*** Block opens ***

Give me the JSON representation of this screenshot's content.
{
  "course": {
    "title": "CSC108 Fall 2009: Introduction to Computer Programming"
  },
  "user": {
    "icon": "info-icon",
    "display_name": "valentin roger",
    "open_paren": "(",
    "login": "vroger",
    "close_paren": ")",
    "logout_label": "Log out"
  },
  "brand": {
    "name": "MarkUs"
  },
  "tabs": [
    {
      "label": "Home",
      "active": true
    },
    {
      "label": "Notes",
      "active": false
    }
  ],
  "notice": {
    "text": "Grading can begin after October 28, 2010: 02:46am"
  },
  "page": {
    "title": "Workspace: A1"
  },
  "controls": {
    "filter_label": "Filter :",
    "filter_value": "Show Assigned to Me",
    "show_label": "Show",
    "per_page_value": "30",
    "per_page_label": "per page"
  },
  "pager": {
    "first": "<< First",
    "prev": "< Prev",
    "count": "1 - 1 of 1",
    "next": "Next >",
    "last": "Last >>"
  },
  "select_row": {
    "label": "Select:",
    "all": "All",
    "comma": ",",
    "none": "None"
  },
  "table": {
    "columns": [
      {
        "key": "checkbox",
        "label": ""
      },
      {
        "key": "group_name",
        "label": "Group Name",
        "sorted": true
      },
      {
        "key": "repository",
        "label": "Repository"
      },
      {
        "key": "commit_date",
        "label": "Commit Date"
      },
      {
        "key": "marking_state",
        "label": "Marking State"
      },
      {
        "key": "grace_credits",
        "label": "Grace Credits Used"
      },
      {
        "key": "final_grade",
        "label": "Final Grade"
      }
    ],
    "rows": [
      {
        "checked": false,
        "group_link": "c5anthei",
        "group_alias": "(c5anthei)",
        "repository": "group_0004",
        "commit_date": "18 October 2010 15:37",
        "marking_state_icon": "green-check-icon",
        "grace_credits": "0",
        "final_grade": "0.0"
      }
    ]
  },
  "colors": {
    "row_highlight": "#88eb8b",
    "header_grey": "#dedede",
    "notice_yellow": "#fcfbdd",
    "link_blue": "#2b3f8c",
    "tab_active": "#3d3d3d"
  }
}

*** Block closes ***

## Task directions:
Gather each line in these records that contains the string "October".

## Reply to the task:
    "text": "Grading can begin after October 28, 2010: 02:46am"
        "commit_date": "18 October 2010 15:37",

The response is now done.